Aim of the exercise: Please give all of the data again, character for character, and drop the pictures.

Provided records:
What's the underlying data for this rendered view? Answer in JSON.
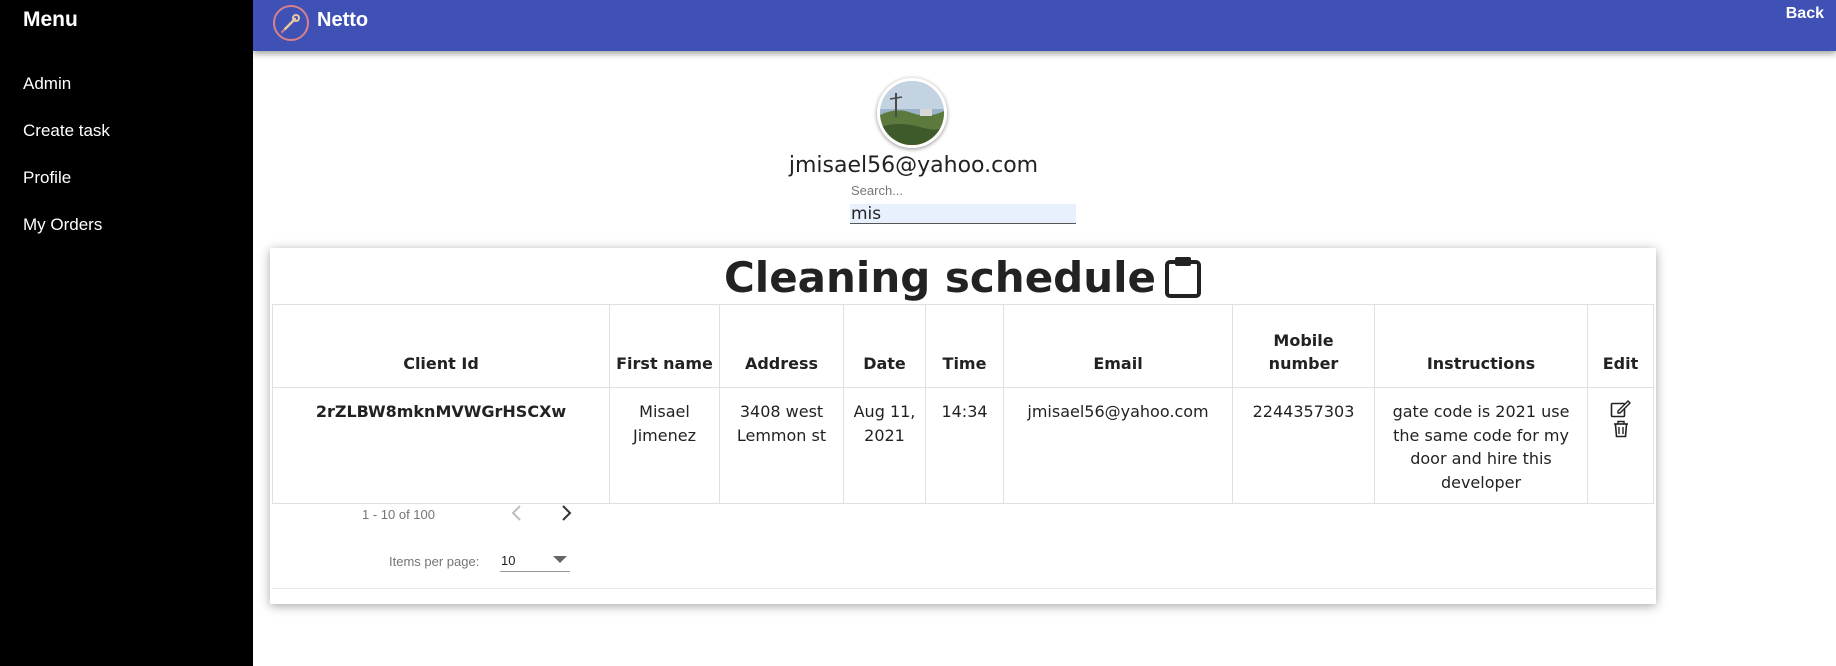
{
  "sidebar": {
    "title": "Menu",
    "items": [
      {
        "label": "Admin"
      },
      {
        "label": "Create task"
      },
      {
        "label": "Profile"
      },
      {
        "label": "My Orders"
      }
    ]
  },
  "appbar": {
    "brand": "Netto",
    "back_label": "Back",
    "color": "#3f51b5"
  },
  "profile": {
    "email": "jmisael56@yahoo.com"
  },
  "search": {
    "label": "Search...",
    "value": "mis"
  },
  "schedule": {
    "title": "Cleaning schedule",
    "title_icon": "clipboard-icon",
    "columns": [
      "Client Id",
      "First name",
      "Address",
      "Date",
      "Time",
      "Email",
      "Mobile number",
      "Instructions",
      "Edit"
    ],
    "rows": [
      {
        "client_id": "2rZLBW8mknMVWGrHSCXw",
        "first_name": "Misael Jimenez",
        "address": "3408 west Lemmon st",
        "date": "Aug 11, 2021",
        "time": "14:34",
        "email": "jmisael56@yahoo.com",
        "mobile": "2244357303",
        "instructions": "gate code is 2021 use the same code for my door and hire this developer",
        "edit_icons": [
          "edit-icon",
          "trash-icon"
        ]
      }
    ]
  },
  "paginator": {
    "range_label": "1 - 10 of 100",
    "items_per_page_label": "Items per page:",
    "items_per_page_value": "10"
  }
}
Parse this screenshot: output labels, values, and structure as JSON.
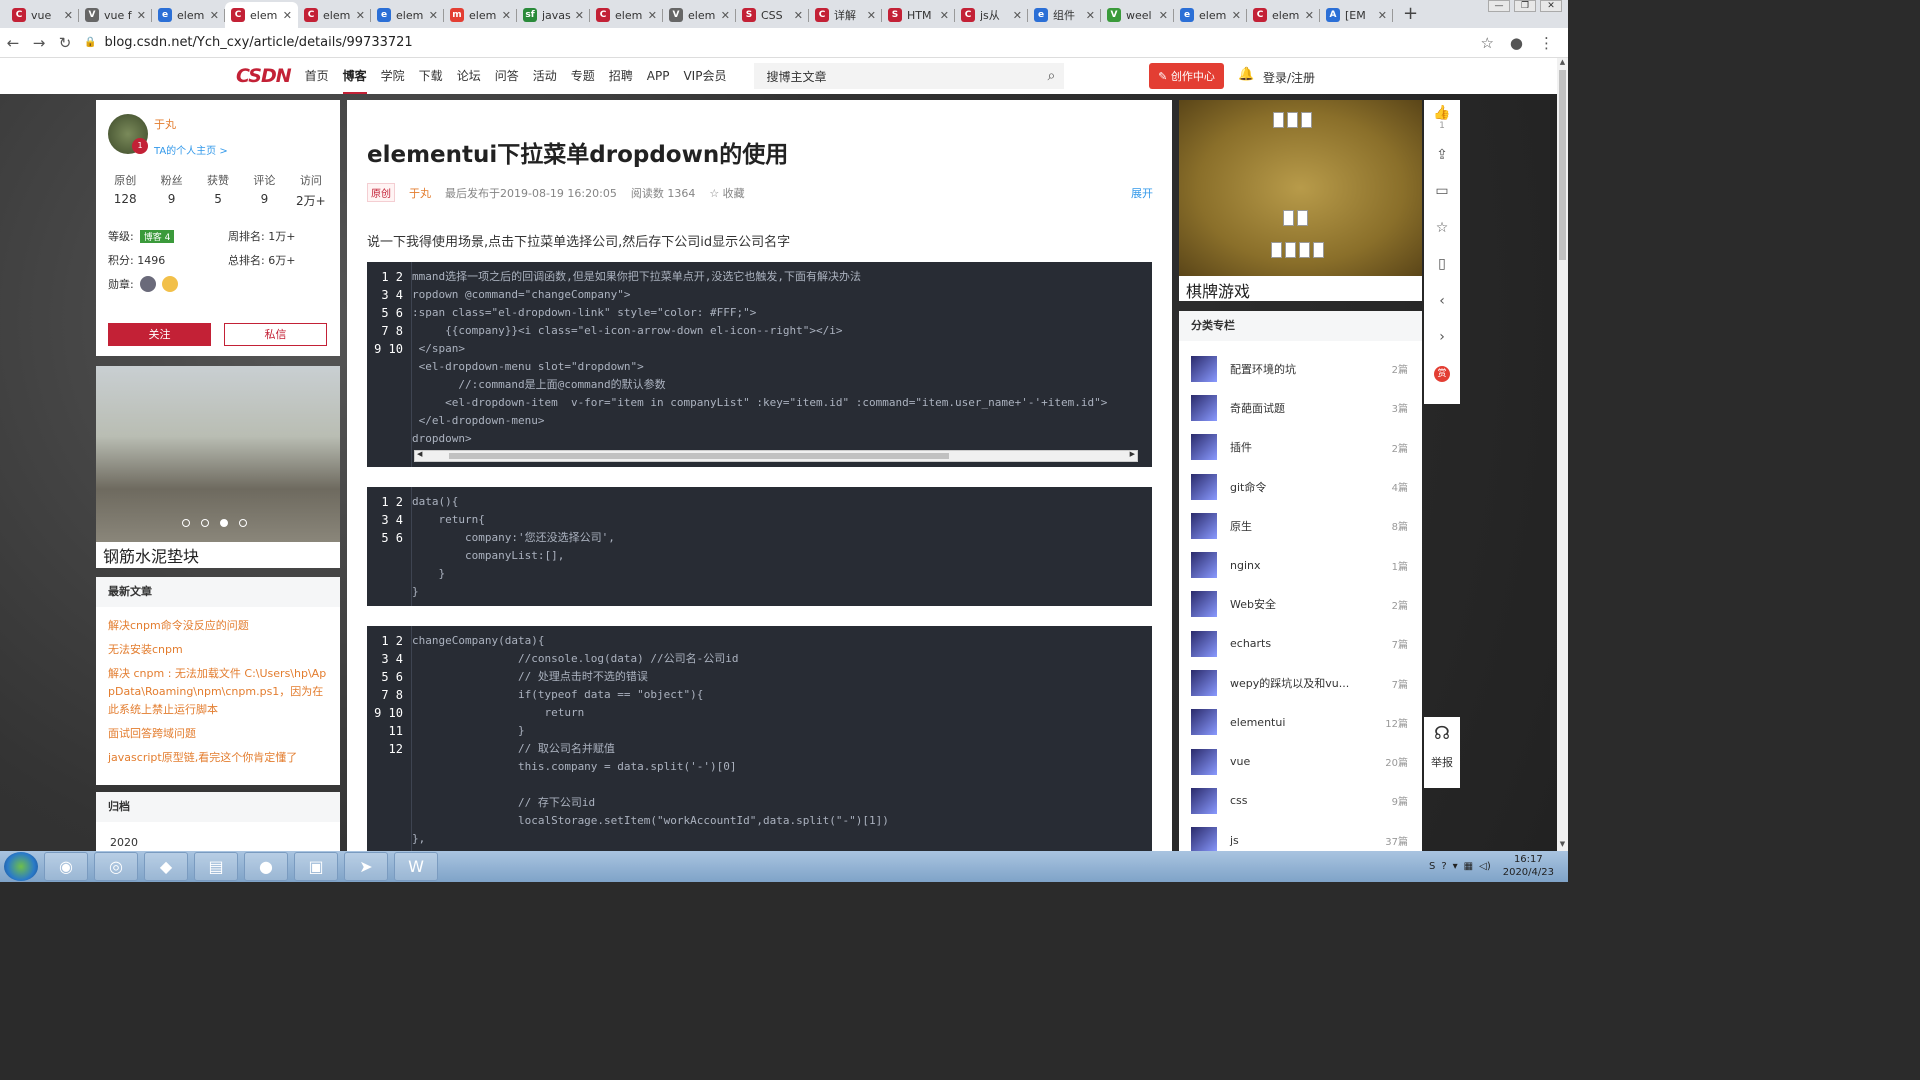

Response:
What's the underlying data for this rendered view? Answer in JSON.
{
  "sidebar": {
    "title": "Menu",
    "items": [
      {
        "label": "Admin"
      },
      {
        "label": "Create task"
      },
      {
        "label": "Profile"
      },
      {
        "label": "My Orders"
      }
    ]
  },
  "appbar": {
    "brand": "Netto",
    "back_label": "Back",
    "color": "#3f51b5"
  },
  "profile": {
    "email": "jmisael56@yahoo.com"
  },
  "search": {
    "label": "Search...",
    "value": "mis"
  },
  "schedule": {
    "title": "Cleaning schedule",
    "title_icon": "clipboard-icon",
    "columns": [
      "Client Id",
      "First name",
      "Address",
      "Date",
      "Time",
      "Email",
      "Mobile number",
      "Instructions",
      "Edit"
    ],
    "rows": [
      {
        "client_id": "2rZLBW8mknMVWGrHSCXw",
        "first_name": "Misael Jimenez",
        "address": "3408 west Lemmon st",
        "date": "Aug 11, 2021",
        "time": "14:34",
        "email": "jmisael56@yahoo.com",
        "mobile": "2244357303",
        "instructions": "gate code is 2021 use the same code for my door and hire this developer",
        "edit_icons": [
          "edit-icon",
          "trash-icon"
        ]
      }
    ]
  },
  "paginator": {
    "range_label": "1 - 10 of 100",
    "items_per_page_label": "Items per page:",
    "items_per_page_value": "10"
  }
}
Parse this screenshot: output labels, values, and structure as JSON.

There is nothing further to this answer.